Zoom is a cloud-based communication app that recently gained immense popularity due to the pandemic. Zoom has become the chosen tool for people to connect with each other virtually. The app is popularly known for its service that allows users to set up virtual video and audio conferences. Some of the capabilities that Zoom offers include live chat, webinars, and screen sharing.
On the login page, users are provided with several ways to sign in to Zoom. The login options are split into two sections, divided by a vertical line and the word ‘or’ in the middle of the page (figure1.1). The divider and the buttons act as signifiers to signal that this page affords logging in by using a zoom account or a third-party account. This page provides good feedback by changing the color of the input field and alerting the users when they input incorrect email or password (figure 1.2).
The discoverability of the homepage is good because of the design hierarchy.
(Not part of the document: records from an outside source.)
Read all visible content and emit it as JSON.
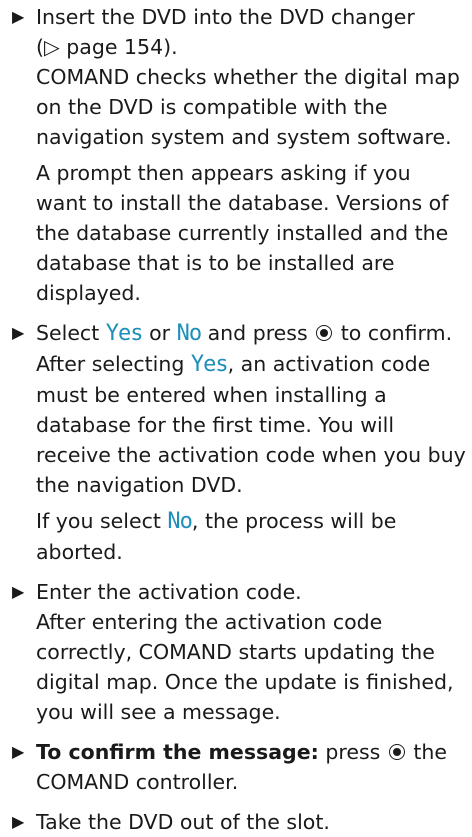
{
  "bullet_symbol": "▶",
  "step1": {
    "line1": "Insert the DVD into the DVD changer",
    "line2": "(▷ page 154).",
    "body": "COMAND checks whether the digital map on the DVD is compatible with the navigation system and system software.",
    "note": "A prompt then appears asking if you want to install the database. Versions of the database currently installed and the database that is to be installed are displayed."
  },
  "step2": {
    "select": "Select",
    "yes": "Yes",
    "or": "or",
    "no": "No",
    "press_confirm": "and press",
    "to_confirm": "to confirm.",
    "after_selecting": "After selecting",
    "activation_text": ", an activation code must be entered when installing a database for the first time. You will receive the activation code when you buy the navigation DVD.",
    "if_select": "If you select",
    "aborted": ", the process will be aborted."
  },
  "step3": {
    "line1": "Enter the activation code.",
    "body": "After entering the activation code correctly, COMAND starts updating the digital map. Once the update is finished, you will see a message."
  },
  "step4": {
    "bold": "To confirm the message:",
    "press": "press",
    "rest": "the COMAND controller."
  },
  "step5": {
    "line1": "Take the DVD out of the slot."
  },
  "icons": {
    "bullet": "triangle-bullet-icon",
    "controller": "controller-knob-icon"
  },
  "colors": {
    "term": "#1d8fb8",
    "text": "#1a1a1a"
  }
}
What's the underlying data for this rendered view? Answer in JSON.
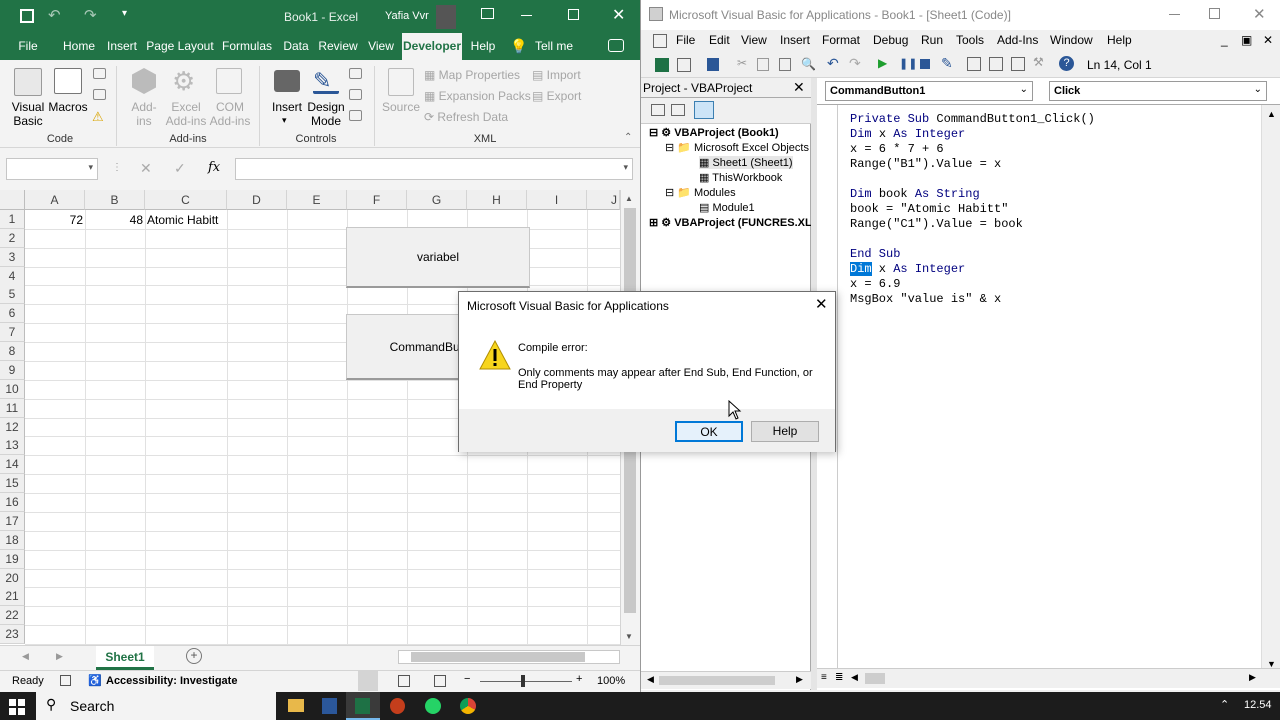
{
  "excel": {
    "title": "Book1  -  Excel",
    "user": "Yafia Vvr",
    "tabs": [
      "File",
      "Home",
      "Insert",
      "Page Layout",
      "Formulas",
      "Data",
      "Review",
      "View",
      "Developer",
      "Help",
      "Tell me"
    ],
    "ribbon": {
      "code": {
        "visual_basic": "Visual\nBasic",
        "macros": "Macros",
        "group": "Code"
      },
      "addins": {
        "addins": "Add-\nins",
        "excel_addins": "Excel\nAdd-ins",
        "com_addins": "COM\nAdd-ins",
        "group": "Add-ins"
      },
      "controls": {
        "insert": "Insert",
        "design_mode": "Design\nMode",
        "group": "Controls"
      },
      "xml": {
        "source": "Source",
        "map_properties": "Map Properties",
        "expansion_packs": "Expansion Packs",
        "refresh_data": "Refresh Data",
        "import": "Import",
        "export": "Export",
        "group": "XML"
      }
    },
    "fx_label": "fx",
    "columns": [
      "A",
      "B",
      "C",
      "D",
      "E",
      "F",
      "G",
      "H",
      "I",
      "J"
    ],
    "rows": [
      "1",
      "2",
      "3",
      "4",
      "5",
      "6",
      "7",
      "8",
      "9",
      "10",
      "11",
      "12",
      "13",
      "14",
      "15",
      "16",
      "17",
      "18",
      "19",
      "20",
      "21",
      "22",
      "23"
    ],
    "cells": {
      "A1": "72",
      "B1": "48",
      "C1": "Atomic Habitt"
    },
    "shape_buttons": {
      "variabel": "variabel",
      "command": "CommandButton1"
    },
    "sheet_tab": "Sheet1",
    "status": {
      "ready": "Ready",
      "accessibility": "Accessibility: Investigate",
      "zoom": "100%"
    }
  },
  "vba": {
    "title": "Microsoft Visual Basic for Applications - Book1 - [Sheet1 (Code)]",
    "menu": [
      "File",
      "Edit",
      "View",
      "Insert",
      "Format",
      "Debug",
      "Run",
      "Tools",
      "Add-Ins",
      "Window",
      "Help"
    ],
    "position": "Ln 14, Col 1",
    "project_title": "Project - VBAProject",
    "tree": [
      "VBAProject (Book1)",
      "Microsoft Excel Objects",
      "Sheet1 (Sheet1)",
      "ThisWorkbook",
      "Modules",
      "Module1",
      "VBAProject (FUNCRES.XL"
    ],
    "object_combo": "CommandButton1",
    "proc_combo": "Click",
    "code_lines": [
      {
        "kw": "Private Sub ",
        "rest": "CommandButton1_Click()"
      },
      {
        "kw": "Dim ",
        "rest": "x ",
        "kw2": "As Integer"
      },
      {
        "kw": "",
        "rest": "x = 6 * 7 + 6"
      },
      {
        "kw": "",
        "rest": "Range(\"B1\").Value = x"
      },
      {
        "kw": "",
        "rest": ""
      },
      {
        "kw": "Dim ",
        "rest": "book ",
        "kw2": "As String"
      },
      {
        "kw": "",
        "rest": "book = \"Atomic Habitt\""
      },
      {
        "kw": "",
        "rest": "Range(\"C1\").Value = book"
      },
      {
        "kw": "",
        "rest": ""
      },
      {
        "kw": "End Sub",
        "rest": ""
      },
      {
        "kw": "Dim",
        "rest": " x ",
        "kw2": "As Integer",
        "selected": true
      },
      {
        "kw": "",
        "rest": "x = 6.9"
      },
      {
        "kw": "",
        "rest": "MsgBox \"value is\" & x"
      }
    ]
  },
  "dialog": {
    "title": "Microsoft Visual Basic for Applications",
    "heading": "Compile error:",
    "message": "Only comments may appear after End Sub, End Function, or End Property",
    "ok": "OK",
    "help": "Help"
  },
  "taskbar": {
    "search": "Search",
    "time": "12.54"
  }
}
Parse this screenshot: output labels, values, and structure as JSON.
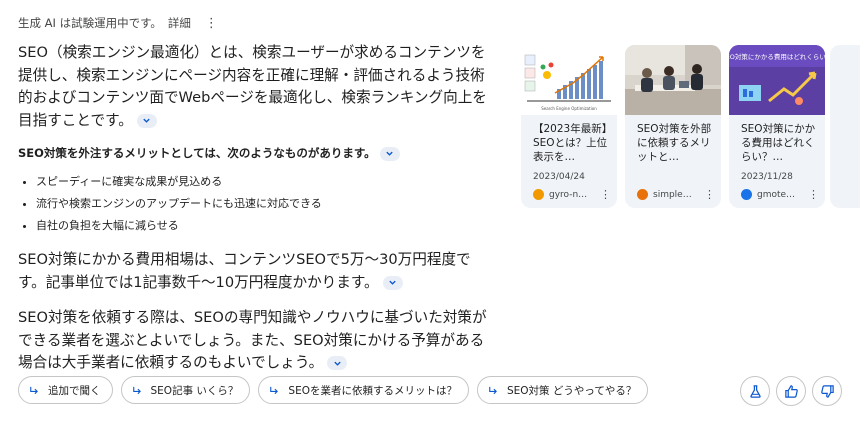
{
  "header": {
    "label": "生成 AI は試験運用中です。",
    "detail_link": "詳細",
    "menu_icon": "more-vert-icon"
  },
  "overview": {
    "intro": "SEO（検索エンジン最適化）とは、検索ユーザーが求めるコンテンツを提供し、検索エンジンにページ内容を正確に理解・評価されるよう技術的およびコンテンツ面でWebページを最適化し、検索ランキング向上を目指すことです。",
    "merits_heading": "SEO対策を外注するメリットとしては、次のようなものがあります。",
    "merits": [
      "スピーディーに確実な成果が見込める",
      "流行や検索エンジンのアップデートにも迅速に対応できる",
      "自社の負担を大幅に減らせる"
    ],
    "cost": "SEO対策にかかる費用相場は、コンテンツSEOで5万～30万円程度です。記事単位では1記事数千～10万円程度かかります。",
    "advice": "SEO対策を依頼する際は、SEOの専門知識やノウハウに基づいた対策ができる業者を選ぶとよいでしょう。また、SEO対策にかける予算がある場合は大手業者に依頼するのもよいでしょう。"
  },
  "cards": [
    {
      "title": "【2023年最新】SEOとは？上位表示を…",
      "thumb_caption": "Search Engine Optimization",
      "date": "2023/04/24",
      "source": "gyro-n…",
      "favicon_color": "#f29900"
    },
    {
      "title": "SEO対策を外部に依頼するメリットと…",
      "date": "",
      "source": "simple…",
      "favicon_color": "#e8710a"
    },
    {
      "title": "SEO対策にかかる費用はどれくらい？…",
      "thumb_caption": "SEO対策にかかる費用はどれくらい？",
      "date": "2023/11/28",
      "source": "gmote…",
      "favicon_color": "#1a73e8"
    }
  ],
  "followups": [
    {
      "label": "追加で聞く"
    },
    {
      "label": "SEO記事 いくら？"
    },
    {
      "label": "SEOを業者に依頼するメリットは？"
    },
    {
      "label": "SEO対策 どうやってやる？"
    }
  ],
  "feedback": {
    "labs_icon": "flask-icon",
    "thumbs_up_icon": "thumbs-up-icon",
    "thumbs_down_icon": "thumbs-down-icon"
  },
  "colors": {
    "accent": "#0b57d0",
    "card_bg": "#f0f4f9",
    "chip_border": "#c4c7c5"
  }
}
The icons, the colors, the size, and the captions aid in establishing the hierarchy (figure 2.1). The top navigation bar also gives a clear indication that the user is currently on the homepage. The system facilitates good feedback by highlighting the part that the user is currently on. There is one issue on the setting button (figure 2.1). It’s not noticeable as a button because of its placement. It doesn’t work as a good signifier and pretty hard to discover. For better clarity, the setting button should be placed aligned with the top navigation bar (figure 2.2).
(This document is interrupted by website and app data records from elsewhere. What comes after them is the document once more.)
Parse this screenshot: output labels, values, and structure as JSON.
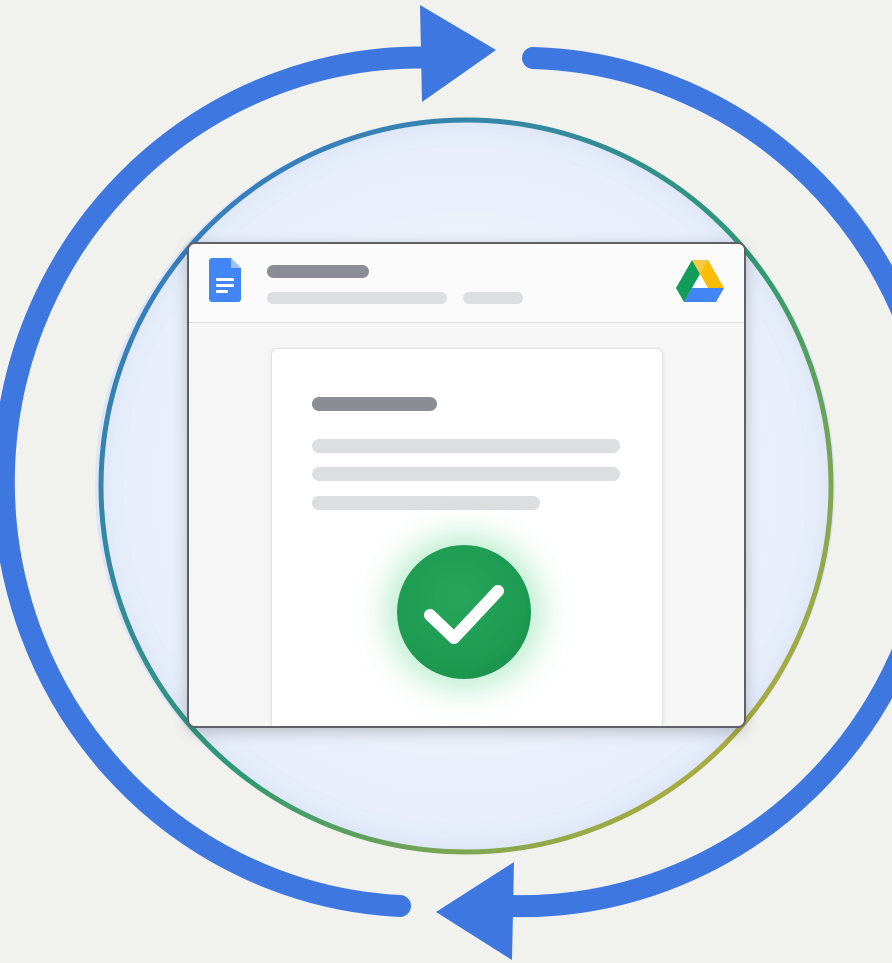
{
  "scene": {
    "description_icons": [
      "sync-loop-icon",
      "google-docs-icon",
      "google-drive-icon",
      "checkmark-icon"
    ],
    "colors": {
      "background": "#f1f1ee",
      "arrow_blue": "#3e77e0",
      "ring_gradient_start": "#3a73db",
      "ring_gradient_mid": "#2f9a6f",
      "ring_gradient_end": "#e2b42a",
      "docs_blue": "#4285f4",
      "check_green": "#1e9b52",
      "skeleton_dark": "#8a8e94",
      "skeleton_light": "#dcdee1"
    },
    "window": {
      "title_text": "",
      "subtitle_text": ""
    },
    "status": {
      "synced": true
    }
  }
}
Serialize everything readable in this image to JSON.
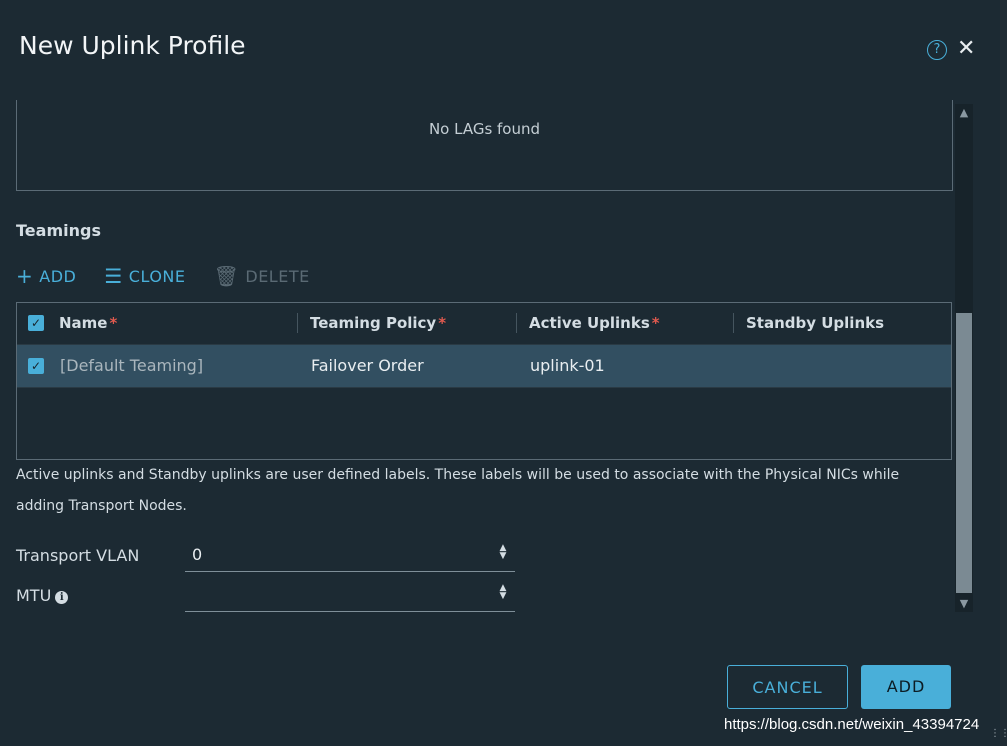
{
  "dialog": {
    "title": "New Uplink Profile",
    "help_icon": "?",
    "close_icon": "✕"
  },
  "lags": {
    "empty_text": "No LAGs found"
  },
  "teamings": {
    "section_title": "Teamings",
    "toolbar": {
      "add_label": "ADD",
      "clone_label": "CLONE",
      "delete_label": "DELETE"
    },
    "columns": [
      {
        "label": "Name",
        "required": "*"
      },
      {
        "label": "Teaming Policy",
        "required": "*"
      },
      {
        "label": "Active Uplinks",
        "required": "*"
      },
      {
        "label": "Standby Uplinks",
        "required": ""
      }
    ],
    "rows": [
      {
        "name": "[Default Teaming]",
        "policy": "Failover Order",
        "active": "uplink-01",
        "standby": ""
      }
    ]
  },
  "help_text": "Active uplinks and Standby uplinks are user defined labels. These labels will be used to associate with the Physical NICs while adding Transport Nodes.",
  "form": {
    "transport_vlan_label": "Transport VLAN",
    "transport_vlan_value": "0",
    "mtu_label": "MTU",
    "mtu_value": ""
  },
  "footer": {
    "cancel_label": "CANCEL",
    "add_label": "ADD"
  },
  "watermark": "https://blog.csdn.net/weixin_43394724",
  "colors": {
    "background": "#1c2a33",
    "accent": "#49afd9",
    "selected_row": "#324f61",
    "required": "#e05a4f"
  }
}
When the user clicks the ‘New Meeting’ button, the user receives feedback to choose ‘Join with Computer Audio’ or ‘Test Speaker and Microphone’. By utilizing the concept of knowledge in the world, the process to join an audio meeting is relatively easy. After the user clicks on ‘Join with Computer Audio’, the user receives a reminder that they are using their computer audio which indicates good feedback.
The preview of the contents that can be shared on the screen acts as a signifier. By adding thumbnails to each shareable screen, the user can easily identify which screen they are willing to share. The user can click on the ‘share’ button to share the screen or double click on the selection, utilizing the concept of knowledge in the head. The user receives an alert on the top part of the screen and the navigation bar on the bottom moves to the top once they start sharing their screen as a part of feedback (figure 4.2).
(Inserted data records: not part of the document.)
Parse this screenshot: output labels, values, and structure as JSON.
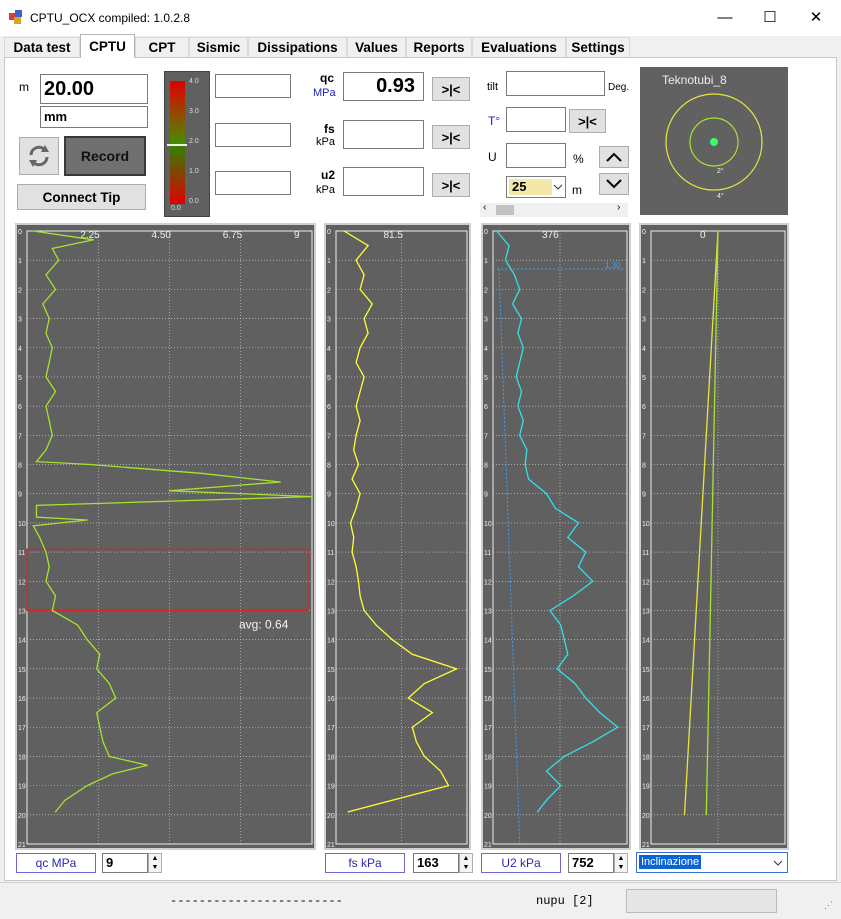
{
  "window": {
    "title": "CPTU_OCX  compiled: 1.0.2.8",
    "minimize": "—",
    "maximize": "☐",
    "close": "✕"
  },
  "tabs": [
    "Data test",
    "CPTU",
    "CPT",
    "Sismic",
    "Dissipations",
    "Values",
    "Reports",
    "Evaluations",
    "Settings"
  ],
  "active_tab": "CPTU",
  "left_panel": {
    "depth_unit_label": "m",
    "depth_value": "20.00",
    "unit_value": "mm",
    "record_label": "Record",
    "connect_label": "Connect Tip"
  },
  "gauge": {
    "ticks": [
      "4.0",
      "3.0",
      "2.0",
      "1.0",
      "0.0"
    ],
    "left_value": "0.0"
  },
  "readings": [
    {
      "name": "qc",
      "unit": "MPa",
      "value": "0.93",
      "button": ">|<"
    },
    {
      "name": "fs",
      "unit": "kPa",
      "value": "",
      "button": ">|<"
    },
    {
      "name": "u2",
      "unit": "kPa",
      "value": "",
      "button": ">|<"
    }
  ],
  "right_controls": {
    "tilt_label": "tilt",
    "tilt_unit": "Deg.",
    "temp_label": "T°",
    "temp_button": ">|<",
    "u_label": "U",
    "u_unit": "%",
    "step_value": "25",
    "step_unit": "m"
  },
  "inclinometer": {
    "title": "Teknotubi_8",
    "ring1": "2°",
    "ring2": "4°"
  },
  "chart_data": [
    {
      "type": "line",
      "name": "qc",
      "x_ticks": [
        "2.25",
        "4.50",
        "6.75",
        "9"
      ],
      "xlim": [
        0,
        9
      ],
      "y_ticks": [
        "0",
        "1",
        "2",
        "3",
        "4",
        "5",
        "6",
        "7",
        "8",
        "9",
        "10",
        "11",
        "12",
        "13",
        "14",
        "15",
        "16",
        "17",
        "18",
        "19",
        "20",
        "21"
      ],
      "ylim": [
        0,
        21
      ],
      "color": "#a6e22e",
      "depth": [
        0,
        0.3,
        0.6,
        1,
        1.5,
        2,
        2.5,
        3,
        3.5,
        4,
        4.5,
        5,
        5.5,
        6,
        6.5,
        7,
        7.5,
        7.9,
        8.0,
        8.3,
        8.6,
        8.9,
        9.1,
        9.4,
        9.8,
        9.9,
        10.1,
        10.5,
        11,
        11.5,
        12,
        12.5,
        13,
        13.5,
        14,
        14.5,
        15,
        15.5,
        16,
        16.5,
        17,
        17.5,
        18,
        18.3,
        18.6,
        19,
        19.5,
        19.9
      ],
      "values": [
        0.2,
        2.1,
        0.8,
        1.0,
        0.6,
        0.9,
        0.5,
        0.7,
        0.6,
        0.8,
        0.7,
        0.6,
        0.9,
        0.6,
        0.7,
        0.8,
        0.6,
        0.3,
        2.0,
        5.5,
        8.0,
        4.5,
        9.0,
        0.3,
        0.3,
        1.9,
        0.2,
        0.4,
        0.6,
        0.7,
        0.6,
        0.9,
        0.8,
        1.6,
        1.9,
        2.3,
        2.2,
        2.6,
        2.8,
        2.2,
        2.3,
        2.4,
        2.6,
        3.8,
        2.7,
        1.9,
        1.2,
        0.9
      ],
      "annotation": "avg: 0.64",
      "band": [
        10.9,
        13.0
      ],
      "footer_unit": "qc  MPa",
      "footer_value": "9"
    },
    {
      "type": "line",
      "name": "fs",
      "x_ticks": [
        "81.5"
      ],
      "xlim": [
        0,
        163
      ],
      "y_ticks": [
        "0",
        "1",
        "2",
        "3",
        "4",
        "5",
        "6",
        "7",
        "8",
        "9",
        "10",
        "11",
        "12",
        "13",
        "14",
        "15",
        "16",
        "17",
        "18",
        "19",
        "20",
        "21"
      ],
      "ylim": [
        0,
        21
      ],
      "color": "#ffff33",
      "depth": [
        0,
        0.5,
        1,
        1.5,
        2,
        2.5,
        3,
        3.5,
        4,
        4.5,
        5,
        5.5,
        6,
        6.5,
        7,
        7.5,
        8,
        8.5,
        9,
        9.5,
        10,
        10.5,
        11,
        11.5,
        12,
        12.5,
        13,
        13.5,
        14,
        14.5,
        15,
        15.5,
        16,
        16.5,
        17,
        17.5,
        18,
        18.5,
        19,
        19.5,
        19.9
      ],
      "values": [
        10,
        40,
        25,
        35,
        30,
        45,
        35,
        40,
        30,
        25,
        35,
        30,
        25,
        30,
        25,
        22,
        28,
        20,
        30,
        25,
        18,
        22,
        20,
        25,
        28,
        30,
        35,
        50,
        70,
        95,
        150,
        110,
        90,
        120,
        95,
        100,
        110,
        130,
        140,
        70,
        15
      ],
      "footer_unit": "fs  kPa",
      "footer_value": "163"
    },
    {
      "type": "line",
      "name": "u2",
      "x_ticks": [
        "0",
        "376"
      ],
      "xlim": [
        0,
        752
      ],
      "y_ticks": [
        "0",
        "1",
        "2",
        "3",
        "4",
        "5",
        "6",
        "7",
        "8",
        "9",
        "10",
        "11",
        "12",
        "13",
        "14",
        "15",
        "16",
        "17",
        "18",
        "19",
        "20",
        "21"
      ],
      "ylim": [
        0,
        21
      ],
      "color": "#33e0e8",
      "depth": [
        0,
        0.5,
        1,
        1.5,
        2,
        2.5,
        3,
        3.5,
        4,
        4.5,
        5,
        5.5,
        6,
        6.5,
        7,
        7.5,
        8,
        8.5,
        9,
        9.5,
        10,
        10.5,
        11,
        11.5,
        12,
        12.5,
        13,
        13.5,
        14,
        14.5,
        15,
        15.5,
        16,
        16.5,
        17,
        17.5,
        18,
        18.5,
        19,
        19.5,
        19.9
      ],
      "values": [
        20,
        90,
        70,
        120,
        150,
        110,
        160,
        140,
        170,
        150,
        130,
        160,
        140,
        170,
        150,
        190,
        180,
        200,
        300,
        350,
        480,
        420,
        520,
        480,
        560,
        450,
        320,
        380,
        400,
        420,
        360,
        460,
        520,
        600,
        700,
        560,
        400,
        300,
        380,
        300,
        250
      ],
      "hydro_label": "1.30",
      "hydro_depth": 1.3,
      "footer_unit": "U2  kPa",
      "footer_value": "752"
    },
    {
      "type": "line",
      "name": "inclination",
      "x_ticks": [
        "0"
      ],
      "xlim": [
        -4,
        4
      ],
      "y_ticks": [
        "0",
        "1",
        "2",
        "3",
        "4",
        "5",
        "6",
        "7",
        "8",
        "9",
        "10",
        "11",
        "12",
        "13",
        "14",
        "15",
        "16",
        "17",
        "18",
        "19",
        "20",
        "21"
      ],
      "ylim": [
        0,
        21
      ],
      "series": [
        {
          "color": "#e6e640",
          "depth": [
            0,
            20
          ],
          "values": [
            0,
            -2.0
          ]
        },
        {
          "color": "#a6e22e",
          "depth": [
            0,
            20
          ],
          "values": [
            0,
            -0.7
          ]
        }
      ],
      "footer_select": "Inclinazione"
    }
  ],
  "status": {
    "dashes": "------------------------",
    "message": "nupu [2]"
  }
}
To end the meeting, the user has to click on the ‘end’ button. The user will then receive two options to click: one is ‘End Meeting For All’ and the other one is ‘Leave Meeting’ (figure 5.1). The buttons work as signifiers. The ‘End Meeting For All’ button informs the user that clicking this button will completely close the meeting room, while the ‘Leave Meeting’ button informs the user that the meeting room will continue without the initial host. The problem arises when these two functions are treated in the same behavior. When the user clicks on either one of the buttons, the feedback that the user receives is the same; The meeting window closes and the user is directed to the homepage. It’s a good idea to give an alert when the ‘End Meeting for All’ button is clicked to prevent any major error from happening (figure 5.2)
Zoom has become a replacement for face-to-face interaction. The application is used widely across the business industry and for personal matters. Knowing this, it’s necessary for the user to know exactly what they are sharing and how to share it. Zoom does a really good job of helping the user to navigate the system by providing feedback and signifier. There are things that can be improved, such as error prevention and minor usability issues. However, it does not impact the experience of using Zoom in any major way.